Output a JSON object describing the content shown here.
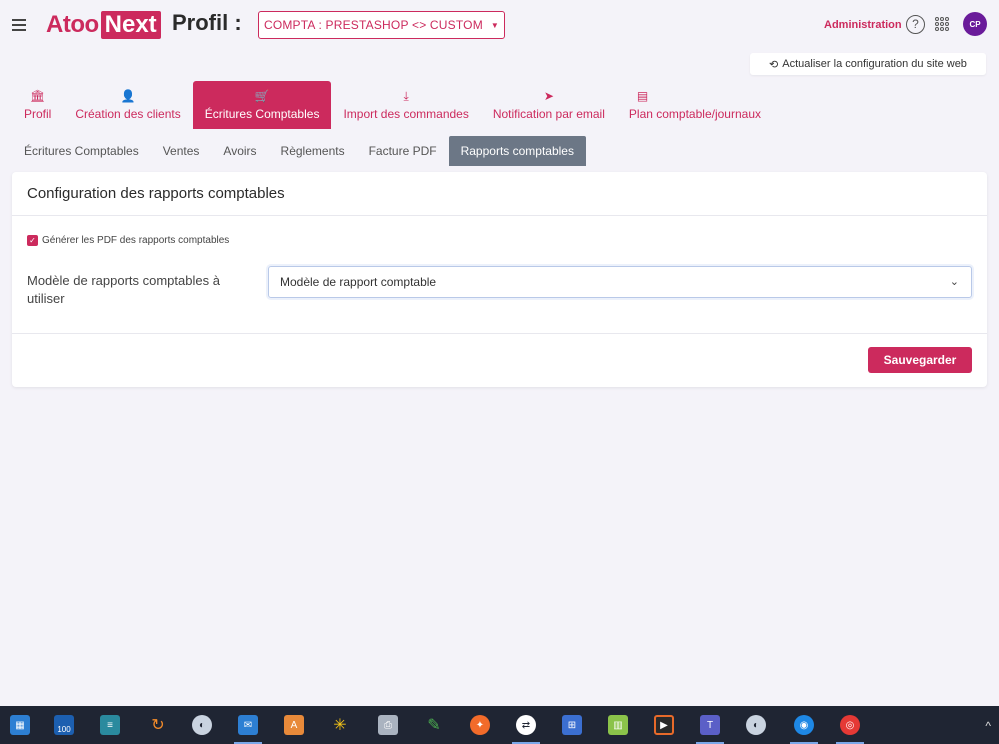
{
  "header": {
    "logo_part1": "Atoo",
    "logo_part2": "Next",
    "page_title": "Profil :",
    "shop_selector": "COMPTA : PRESTASHOP <> CUSTOM",
    "admin_label": "Administration",
    "help_glyph": "?",
    "avatar_initials": "CP"
  },
  "refresh_button": "Actualiser la configuration du site web",
  "main_tabs": [
    {
      "label": "Profil",
      "icon": "bank-icon",
      "active": false
    },
    {
      "label": "Création des clients",
      "icon": "user-icon",
      "active": false
    },
    {
      "label": "Écritures Comptables",
      "icon": "cart-icon",
      "active": true
    },
    {
      "label": "Import des commandes",
      "icon": "download-icon",
      "active": false
    },
    {
      "label": "Notification par email",
      "icon": "send-icon",
      "active": false
    },
    {
      "label": "Plan comptable/journaux",
      "icon": "document-icon",
      "active": false
    }
  ],
  "sub_tabs": [
    {
      "label": "Écritures Comptables",
      "active": false
    },
    {
      "label": "Ventes",
      "active": false
    },
    {
      "label": "Avoirs",
      "active": false
    },
    {
      "label": "Règlements",
      "active": false
    },
    {
      "label": "Facture PDF",
      "active": false
    },
    {
      "label": "Rapports comptables",
      "active": true
    }
  ],
  "card": {
    "title": "Configuration des rapports comptables",
    "checkbox_label": "Générer les PDF des rapports comptables",
    "checkbox_checked": true,
    "field_label": "Modèle de rapports comptables à utiliser",
    "select_value": "Modèle de rapport comptable",
    "save_label": "Sauvegarder"
  },
  "colors": {
    "brand": "#cc2a5d",
    "subtab_active": "#6c7786",
    "background": "#f4f3f9",
    "taskbar": "#1f2533"
  },
  "taskbar": {
    "badge_100": "100",
    "tray_glyph": "^"
  }
}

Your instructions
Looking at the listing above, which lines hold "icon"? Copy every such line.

Answer to this exercise
      "icon": "bank-icon",
      "icon": "user-icon",
      "icon": "cart-icon",
      "icon": "download-icon",
      "icon": "send-icon",
      "icon": "document-icon",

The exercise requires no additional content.